Each record below is to be copied exactly; the pictures are to be omitted.

---------- Dataset excerpts ----------

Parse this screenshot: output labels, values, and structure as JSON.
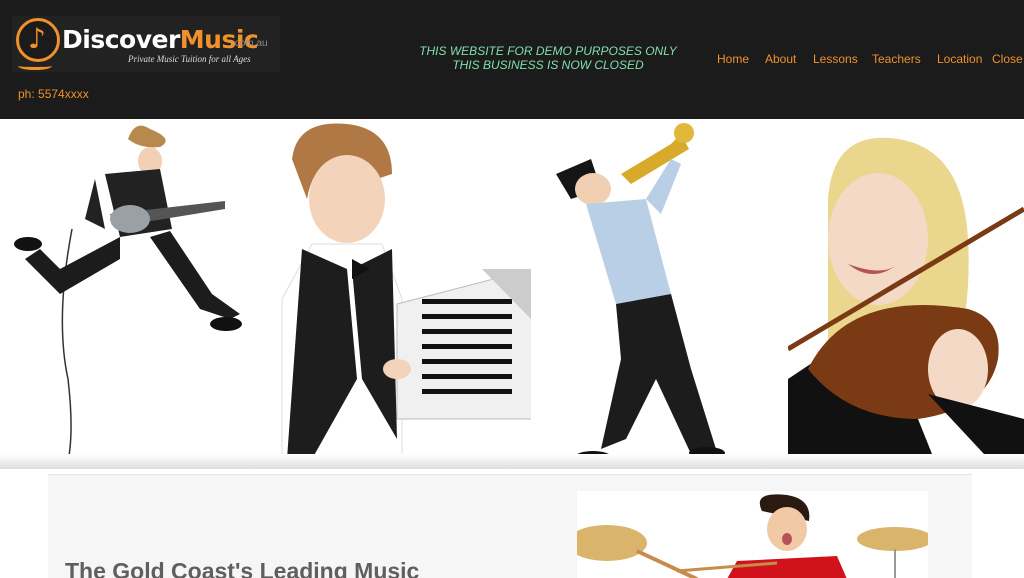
{
  "logo": {
    "word_discover": "Discover",
    "word_music": "Music",
    "domain": ".com.au",
    "tagline": "Private Music Tuition for all Ages"
  },
  "phone": "ph: 5574xxxx",
  "notice": {
    "line1": "THIS WEBSITE FOR DEMO PURPOSES ONLY",
    "line2": "THIS BUSINESS IS NOW CLOSED"
  },
  "nav": {
    "items": [
      "Home",
      "About",
      "Lessons",
      "Teachers",
      "Location",
      "Close"
    ]
  },
  "content": {
    "headline": "The Gold Coast's Leading Music"
  },
  "colors": {
    "header_bg": "#1b1b1b",
    "accent": "#f0912b",
    "notice": "#7fe0b0",
    "headline": "#5f5f5f"
  },
  "icons": {
    "logo_icon": "music-note-icon"
  }
}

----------

Your solution:
Parse this screenshot: output labels, values, and structure as JSON.
{
  "logo": {
    "word_discover": "Discover",
    "word_music": "Music",
    "domain": ".com.au",
    "tagline": "Private Music Tuition for all Ages"
  },
  "phone": "ph: 5574xxxx",
  "notice": {
    "line1": "THIS WEBSITE FOR DEMO PURPOSES ONLY",
    "line2": "THIS BUSINESS IS NOW CLOSED"
  },
  "nav": {
    "items": [
      "Home",
      "About",
      "Lessons",
      "Teachers",
      "Location",
      "Close"
    ]
  },
  "content": {
    "headline": "The Gold Coast's Leading Music"
  },
  "colors": {
    "header_bg": "#1b1b1b",
    "accent": "#f0912b",
    "notice": "#7fe0b0",
    "headline": "#5f5f5f"
  },
  "icons": {
    "logo_icon": "music-note-icon"
  }
}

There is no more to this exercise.